tionship with all considered (Arabs and Israelis) or else it will be just another player rather than a potential mediator.
KB: You are also the president of Al-Muntada, the Arab Thought Forum (ATF). This forum deals mainly with Palestinian issues. Do you really think that under conditions of occupation Palestinian intellectuals can prepare their society for a democratic state?
HRH: Of course: Democracy was dreamt up in circumstances of tyranny. Indeed in some ways transformation can be less draining thanw reform; building up is in some ways easier than knocking things down.
The ATF deals with many issues, including of course Palestine. Recently the role of youth, the direction of the Arab uprisings, as well as religious adherence and supranational community building have all been at the core of what the ATF is working on. The idea was not to create an ivory tower, but an institution that could contribute respectfully and sensitively to the ongoing conversations in the region.
There was a time when the destiny of our region was a one-way street sign posted “peace process.” Today that street leads in all sorts of directions.
THE HEROES OF THE ARAB WORLD ARE OFTEN THOSE PERCEIVED TO HAVE THE MOST ANTIISRAELI POLICIES: SOLVE THE PALESTINIAN ISSUE, AND THIS WILL BE SOLVED TOO
KB: How do you see the unrest in Syria? At what point should the international community intervene as they did in Libya?
HRH: What’s happening in Syria is deplorable. But the world is watching.
The problems of WANA cannot be solved from the air, because they begin on the ground. Intervention -humanitarian or otherwise -- is all very well as long as it does not become a Trojan horse for other motives.
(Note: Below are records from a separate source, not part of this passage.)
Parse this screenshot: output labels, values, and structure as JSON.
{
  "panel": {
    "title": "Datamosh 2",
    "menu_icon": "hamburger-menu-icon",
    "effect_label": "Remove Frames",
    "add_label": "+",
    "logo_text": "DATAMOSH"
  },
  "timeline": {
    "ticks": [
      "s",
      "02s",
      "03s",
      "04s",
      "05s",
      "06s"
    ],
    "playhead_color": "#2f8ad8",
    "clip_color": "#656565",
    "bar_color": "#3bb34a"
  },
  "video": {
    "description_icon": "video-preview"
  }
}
What this region needs is a preventive paradigm, not an interventionist one, based on soft and not hard power and able to create an institutional legal, professional, educational and cultural cocoon for those who have fallen not so much between the cracks as into the abyss. Human capacity should be made a little more independent of state capacity. And Syria is another example of selective international involvement. It’s too often not principles but interests…
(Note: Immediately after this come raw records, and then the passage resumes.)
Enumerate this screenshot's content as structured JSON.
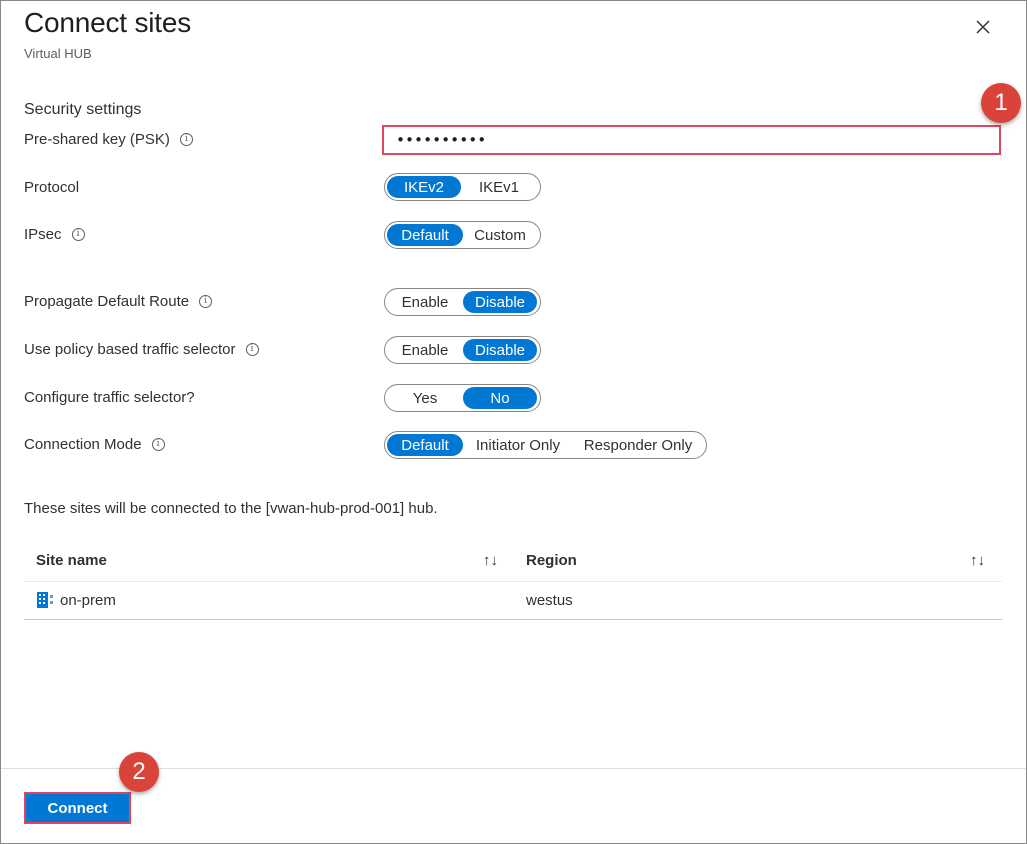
{
  "header": {
    "title": "Connect sites",
    "subtitle": "Virtual HUB",
    "close_icon": "close-icon"
  },
  "security": {
    "section_title": "Security settings",
    "psk_label": "Pre-shared key (PSK)",
    "psk_value": "••••••••••"
  },
  "protocol": {
    "label": "Protocol",
    "options": [
      "IKEv2",
      "IKEv1"
    ],
    "selected": "IKEv2"
  },
  "ipsec": {
    "label": "IPsec",
    "options": [
      "Default",
      "Custom"
    ],
    "selected": "Default"
  },
  "propagate": {
    "label": "Propagate Default Route",
    "options": [
      "Enable",
      "Disable"
    ],
    "selected": "Disable"
  },
  "policy_selector": {
    "label": "Use policy based traffic selector",
    "options": [
      "Enable",
      "Disable"
    ],
    "selected": "Disable"
  },
  "configure_selector": {
    "label": "Configure traffic selector?",
    "options": [
      "Yes",
      "No"
    ],
    "selected": "No"
  },
  "connection_mode": {
    "label": "Connection Mode",
    "options": [
      "Default",
      "Initiator Only",
      "Responder Only"
    ],
    "selected": "Default"
  },
  "sites": {
    "description": "These sites will be connected to the [vwan-hub-prod-001] hub.",
    "columns": [
      "Site name",
      "Region"
    ],
    "rows": [
      {
        "site": "on-prem",
        "region": "westus"
      }
    ]
  },
  "footer": {
    "connect_label": "Connect"
  },
  "callouts": [
    "1",
    "2"
  ],
  "colors": {
    "accent": "#0078d4",
    "highlight": "#e0475a",
    "callout": "#d9433a"
  }
}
KB: We know that you have been promoting a supranational economic cooperation body in the region. How realistic is your project?
HRH: If that project does seem unrealistic, then there is all the more reason to worry.
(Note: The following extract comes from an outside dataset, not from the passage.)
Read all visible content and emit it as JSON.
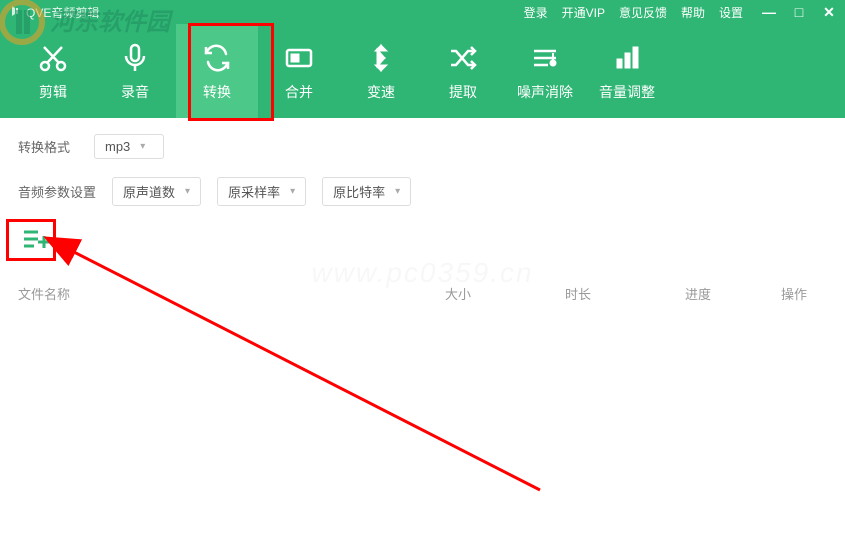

Today WANA’s wealth exists in foreign portfolios abroad. Capital and investment need to be brought back into the WANA region. Our water and energy resources are shared and depleting. They take no account of national boundaries, and yet this natural or geographic interdependence, which does represent a credible threat to global security, has never been addressed on a supranational basis. In the aftermath of two devastating world wars, Jean Monnet and Robert Schuman forged the European Coal and Steel Community, to weld a reluctant Europe together through economic cooperation. Can we not do the same by creating a “community for water and energy for the human environment”?
What is stopping us from achieving what the Strategic Foresight Group, in partnership with the WANA Forum, has dubbed Blue Peace?
It would be wonderful if cohesion funds -- modeled on the way the EU invests money to promote development in its poorer members, administered transparently and without sticky fingers -- could be presented by the Arab League to the UN Assembly.
KB: Do you think Turkey should be a part of this supranational body you are promoting, given the fact that all other countries speak Arabic and are dominantly Arab, whereas Turkey is not?
HRH: Do they speak the same language in the 27 EU countries? Language should never be a barrier.
KB: Do you find the cultural, intellectual cooperation between Turkey and the Arab world satisfactory?
HRH: We need to invest in WANA as a region, but that investment should be holistic: intellectual, environmental, cultural and not just economic. Turkey could be instrumental in helping to get this region not just talking but working with itself. WANA for all its blessings remains a dysfunctional family. Few other countries are as well placed as Turkey to stage an intervention.
Prince Hassan Bin Talal
speaks during the opening of the Arab Women and Future Outlook Conference in Amman. (Nov. 5, 2007).